Bill Sykes the principal villain in Oliver Twist is famously cruel to his poor but faithful dog, Bullseye, as well as abusive and bullying to all around him, culminating in the awful murder of his lover, Nancy. Animal cruelty appears again in Great Expectations where the very unpleasant character Bentley Drummle mistreats his horse, an activity that eventually causes his death. Dickens clearly recognised the link between mistreatment of animals and cruelty to people.
For some critics, Dickens’ characters are too simple. They compare them unfavourably with the better-fleshed out and sophisticated individuals drawn by other later authors; but my goodness he could tell a story. So, one lesson for those of us trying to achieve improved protection of animals that are suffering in a world dangerously overly-burdened by the unsustainable needs of our own expanding and self-obsessed population may be that we too need to use compelling stories. We need to engage the attention of our fellows and show them why they should care.

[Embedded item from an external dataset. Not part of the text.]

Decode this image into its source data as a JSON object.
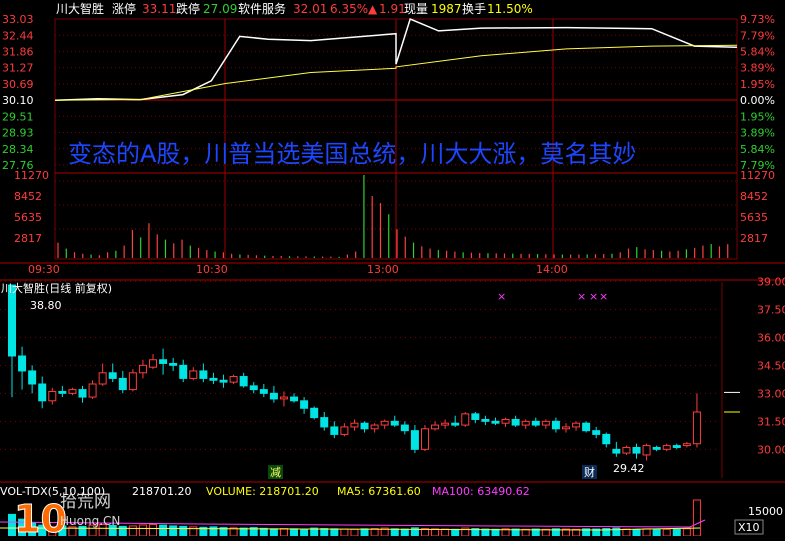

Fortunately, in the UK we no longer have workhouses and helpings of gruel being doled out, but we did witness terrible things in 2011, including unprecedented civil strife and growing unemployment and, elsewhere in the world, things every bit as terrible as those in the streets of Dickens’s world continue. Against this backdrop of human strife, we have to show people enough about the animals that they will care about them; understand the importance of saving the societies of cetaceans and, ultimately speak out for those beings that – despite their sophistication - cannot do so for themselves.
This is not going to be at all easy (it wasn’t easy before economies started to falter), but through our knowledge of these animals (including our adoption schemes) we have the opportunity for people to learn to know individual animals and their communities and for their very specific stories to be told. Whales and dolphins are also animals that can captivate our attention. Real encounters are rarely forgotten.
We have stories to tell, characters to bring to an eager public and we have a just cause.
I know everyone in WDCS would want to join me in wishing all our supporters and friends around the world a very Happy New Year.
‘…and it was always said of him, that he knew how to keep Christmas well, if any man alive possessed the knowledge. May that be truly said of us, and all of us! And so, as Tiny Tim observed, God Bless Us, Every One!’